UK gilts shrug off solid retail sales data; 10-year yield falls to 1-week low as coronavirus fear haunts
Australian Q2 GDP likely to rise 0.5 pct, annual growth to edge down to 1.4 pct: ANZ Research
After the release of key partial indicators this week, Australia’s gross domestic product (GDP) for the second quarter of this year is expected to rise 0.5 percent q/q. This would see annual growth edge down to 1.4 percent which would be the slowest pace since the GST, according to the latest report from ANZ Research.
The headline growth number, however, belies the underlying weakness in the economy. Private demand looks to have fallen by 0.3 percent q/q in Q2 following a similar fall in Q1, to be down 0.6 percent over the year.

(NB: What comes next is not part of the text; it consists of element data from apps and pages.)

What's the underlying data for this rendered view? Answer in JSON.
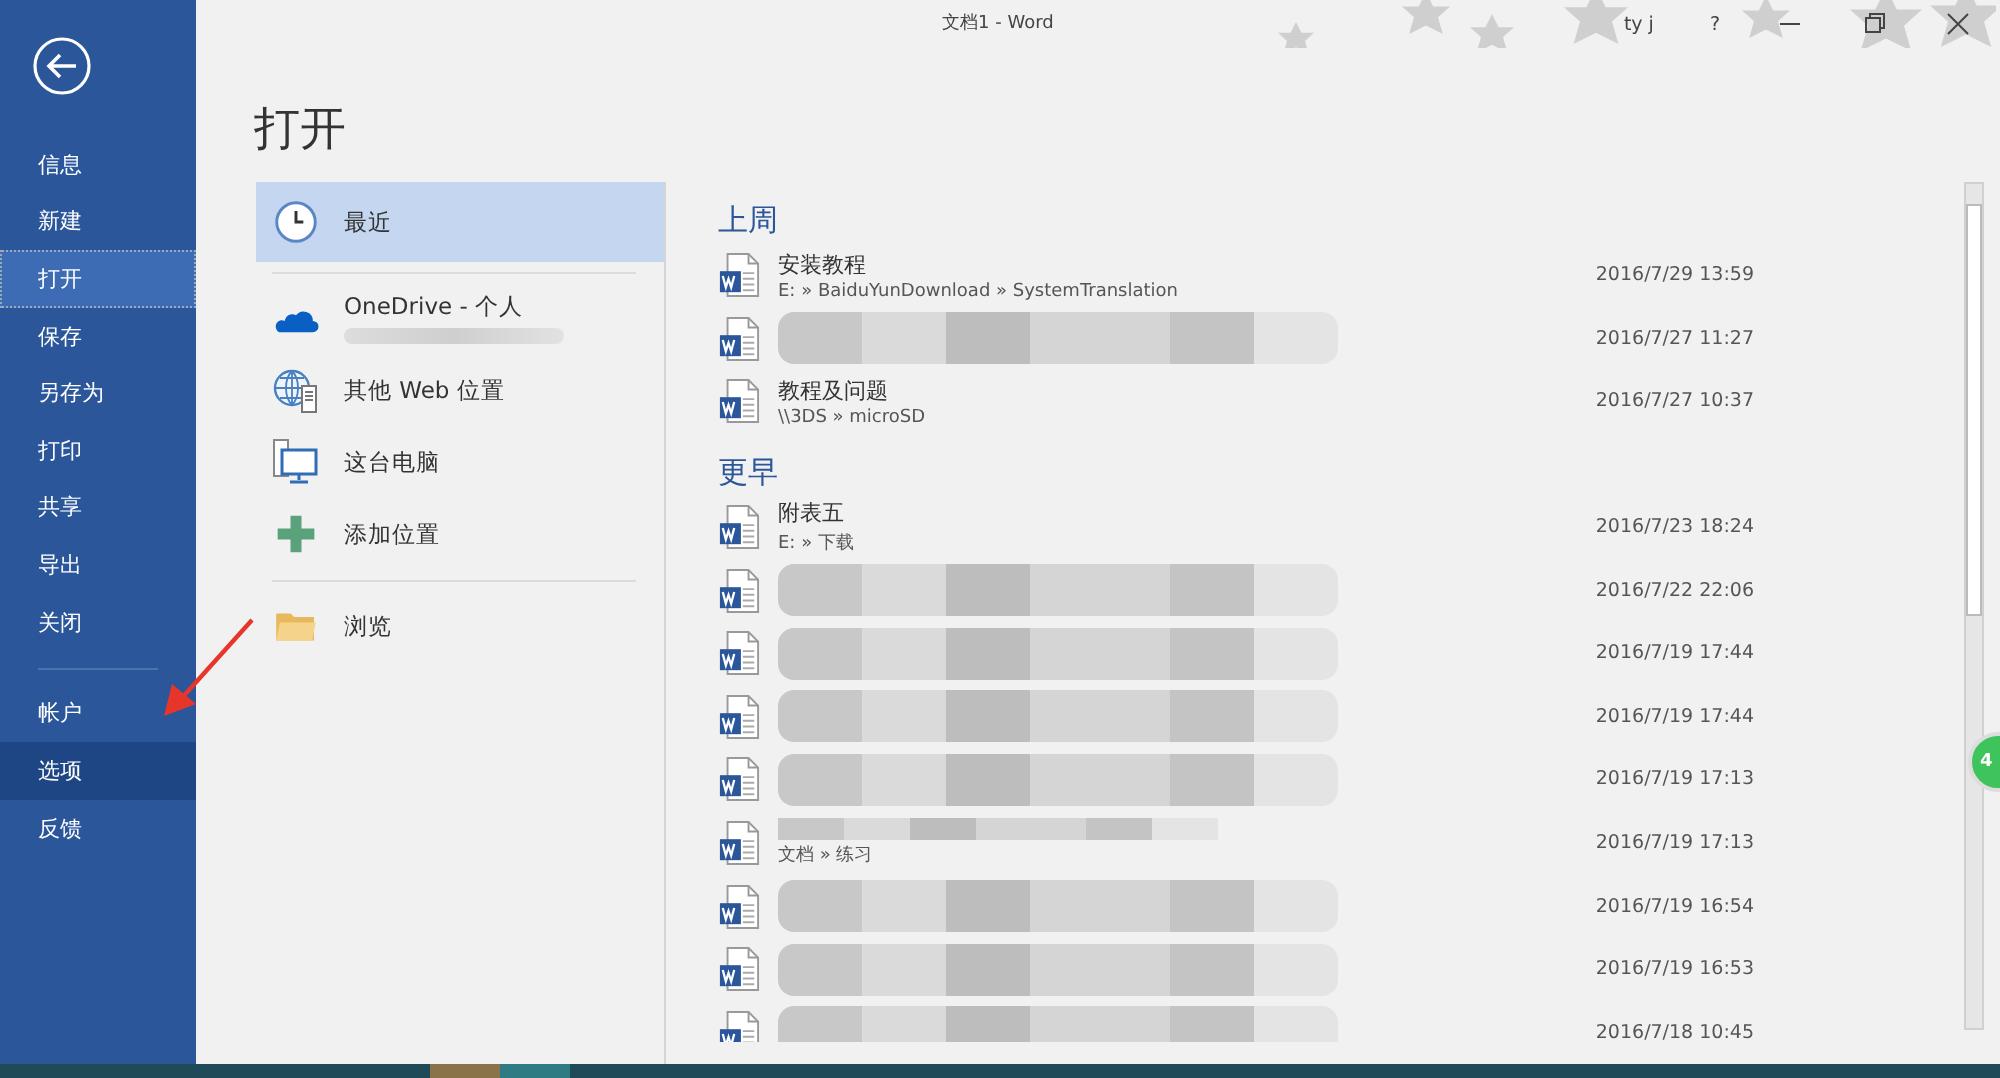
{
  "window": {
    "title": "文档1 - Word",
    "user": "ty j",
    "help": "?"
  },
  "sidebar": {
    "items": [
      {
        "label": "信息",
        "selected": false,
        "hovered": false,
        "divider_before": false
      },
      {
        "label": "新建",
        "selected": false,
        "hovered": false,
        "divider_before": false
      },
      {
        "label": "打开",
        "selected": true,
        "hovered": false,
        "divider_before": false
      },
      {
        "label": "保存",
        "selected": false,
        "hovered": false,
        "divider_before": false
      },
      {
        "label": "另存为",
        "selected": false,
        "hovered": false,
        "divider_before": false
      },
      {
        "label": "打印",
        "selected": false,
        "hovered": false,
        "divider_before": false
      },
      {
        "label": "共享",
        "selected": false,
        "hovered": false,
        "divider_before": false
      },
      {
        "label": "导出",
        "selected": false,
        "hovered": false,
        "divider_before": false
      },
      {
        "label": "关闭",
        "selected": false,
        "hovered": false,
        "divider_before": false
      },
      {
        "label": "帐户",
        "selected": false,
        "hovered": false,
        "divider_before": true
      },
      {
        "label": "选项",
        "selected": false,
        "hovered": true,
        "divider_before": false
      },
      {
        "label": "反馈",
        "selected": false,
        "hovered": false,
        "divider_before": false
      }
    ]
  },
  "page_title": "打开",
  "locations": [
    {
      "kind": "clock",
      "label": "最近",
      "selected": true,
      "divider_after": true,
      "redacted_sub": false
    },
    {
      "kind": "cloud",
      "label": "OneDrive - 个人",
      "selected": false,
      "divider_after": false,
      "redacted_sub": true
    },
    {
      "kind": "globe",
      "label": "其他 Web 位置",
      "selected": false,
      "divider_after": false,
      "redacted_sub": false
    },
    {
      "kind": "computer",
      "label": "这台电脑",
      "selected": false,
      "divider_after": false,
      "redacted_sub": false
    },
    {
      "kind": "plus",
      "label": "添加位置",
      "selected": false,
      "divider_after": true,
      "redacted_sub": false
    },
    {
      "kind": "folder",
      "label": "浏览",
      "selected": false,
      "divider_after": false,
      "redacted_sub": false
    }
  ],
  "groups": [
    {
      "heading": "上周",
      "files": [
        {
          "name": "安装教程",
          "path": "E: » BaiduYunDownload » SystemTranslation",
          "date": "2016/7/29 13:59",
          "redacted": false
        },
        {
          "date": "2016/7/27 11:27",
          "redacted": true
        },
        {
          "name": "教程及问题",
          "path": "\\\\3DS » microSD",
          "date": "2016/7/27 10:37",
          "redacted": false
        }
      ]
    },
    {
      "heading": "更早",
      "files": [
        {
          "name": "附表五",
          "path": "E: » 下载",
          "date": "2016/7/23 18:24",
          "redacted": false
        },
        {
          "date": "2016/7/22 22:06",
          "redacted": true
        },
        {
          "date": "2016/7/19 17:44",
          "redacted": true
        },
        {
          "date": "2016/7/19 17:44",
          "redacted": true
        },
        {
          "date": "2016/7/19 17:13",
          "redacted": true
        },
        {
          "path": "文档 » 练习",
          "date": "2016/7/19 17:13",
          "redacted": true
        },
        {
          "date": "2016/7/19 16:54",
          "redacted": true
        },
        {
          "date": "2016/7/19 16:53",
          "redacted": true
        },
        {
          "date": "2016/7/18 10:45",
          "redacted": true
        }
      ]
    }
  ],
  "float_badge": "4"
}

The mainstay of economic growth at the moment is public demand, which looks to have contributed 1.6ppt to annual growth. This highlights the difficulty for the government and the RBA, in generating measures to support the economy when public spending is already the key driver of growth.
GDP growth, at +0.5 percent q/q and +1.4 percent y/y, would be lower than the RBA expected a month ago. In its August Statement on Monetary Policy, the Bank’s June forecast was +1.7 percent y/y requiring growth of 0.8 percent q/q in Q2.
For the RBA, the surprise weakness looks to have come from the private domestic economy. In particular, dwelling investment and business investment both look to be significantly weaker than the RBA anticipated.
In the GDP report tomorrow, the focus will once again be on the household indicators – consumption and income. Soft retail sales volumes (+0.2 percent q/q) point to relatively modest growth in consumer spending.
While retail spending accounts for only around 30 percent of consumption, the earlier fall in house prices and ongoing soft income growth will have weighed on consumer spending in the quarter. Preliminary data suggest this is likely to pick up a little, but continue to show only modest growth, the report added.
The Q2 GDP data is somewhat dated. The second half of the year should see much better consumer spending reflecting the stimulus coming from lower interest rates and tax refunds. Rising house prices may also have an impact.
But the Q2 GDP report is likely to show that the starting point was lower than the RBA expected. And the Bank’s concerns over the international backdrop would only have risen since the August meeting.
"While the RBA looks likely to keep rates on hold at its board meeting today, we expect a follow up cut in coming months. Our view is that the GDP data will likely confirm the Bank’s thinking that the economy needs some extra stimulus to run faster, to push the unemployment rate down, and eventually generate inflation closer to the target," ANZ Research further commented in the report.